-------- DATA FOR THE TASK

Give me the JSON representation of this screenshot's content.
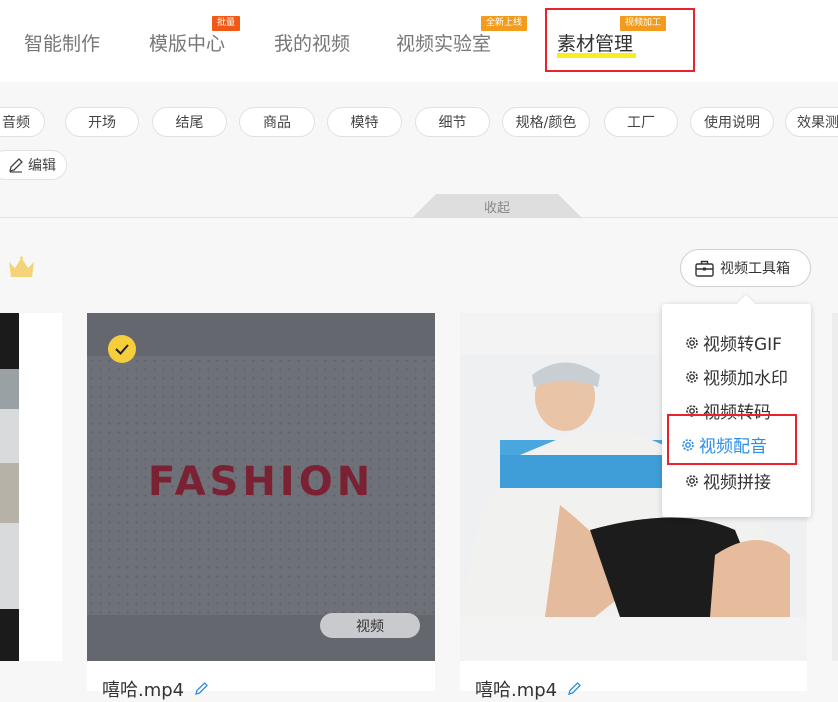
{
  "topnav": {
    "items": [
      {
        "label": "智能制作"
      },
      {
        "label": "模版中心",
        "badge": "批量"
      },
      {
        "label": "我的视频"
      },
      {
        "label": "视频实验室",
        "badge": "全新上线"
      },
      {
        "label": "素材管理",
        "badge": "视频加工",
        "active": true
      }
    ]
  },
  "filters": {
    "chips": [
      "音频",
      "开场",
      "结尾",
      "商品",
      "模特",
      "细节",
      "规格/颜色",
      "工厂",
      "使用说明",
      "效果测"
    ],
    "edit_label": "编辑",
    "collapse_label": "收起"
  },
  "toolbar": {
    "toolbox_label": "视频工具箱"
  },
  "toolbox_menu": {
    "items": [
      {
        "label": "视频转GIF"
      },
      {
        "label": "视频加水印"
      },
      {
        "label": "视频转码"
      },
      {
        "label": "视频配音",
        "active": true
      },
      {
        "label": "视频拼接"
      }
    ]
  },
  "cards": [
    {
      "overlay_text": "FASHION",
      "type_pill": "视频",
      "filename": "嘻哈.mp4",
      "selected": true
    },
    {
      "filename": "嘻哈.mp4"
    }
  ],
  "colors": {
    "accent_blue": "#2b8fe6",
    "badge_red": "#f05a16",
    "badge_orange": "#f39b1c",
    "highlight_red": "#e8232a",
    "underline_yellow": "#f7ee1f",
    "check_yellow": "#f6cd3a"
  }
}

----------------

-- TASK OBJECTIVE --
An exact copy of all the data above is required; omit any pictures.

-- SOLUTION FOR THIS TASK --
Give me the JSON representation of this screenshot's content.
{
  "topnav": {
    "items": [
      {
        "label": "智能制作"
      },
      {
        "label": "模版中心",
        "badge": "批量"
      },
      {
        "label": "我的视频"
      },
      {
        "label": "视频实验室",
        "badge": "全新上线"
      },
      {
        "label": "素材管理",
        "badge": "视频加工",
        "active": true
      }
    ]
  },
  "filters": {
    "chips": [
      "音频",
      "开场",
      "结尾",
      "商品",
      "模特",
      "细节",
      "规格/颜色",
      "工厂",
      "使用说明",
      "效果测"
    ],
    "edit_label": "编辑",
    "collapse_label": "收起"
  },
  "toolbar": {
    "toolbox_label": "视频工具箱"
  },
  "toolbox_menu": {
    "items": [
      {
        "label": "视频转GIF"
      },
      {
        "label": "视频加水印"
      },
      {
        "label": "视频转码"
      },
      {
        "label": "视频配音",
        "active": true
      },
      {
        "label": "视频拼接"
      }
    ]
  },
  "cards": [
    {
      "overlay_text": "FASHION",
      "type_pill": "视频",
      "filename": "嘻哈.mp4",
      "selected": true
    },
    {
      "filename": "嘻哈.mp4"
    }
  ],
  "colors": {
    "accent_blue": "#2b8fe6",
    "badge_red": "#f05a16",
    "badge_orange": "#f39b1c",
    "highlight_red": "#e8232a",
    "underline_yellow": "#f7ee1f",
    "check_yellow": "#f6cd3a"
  }
}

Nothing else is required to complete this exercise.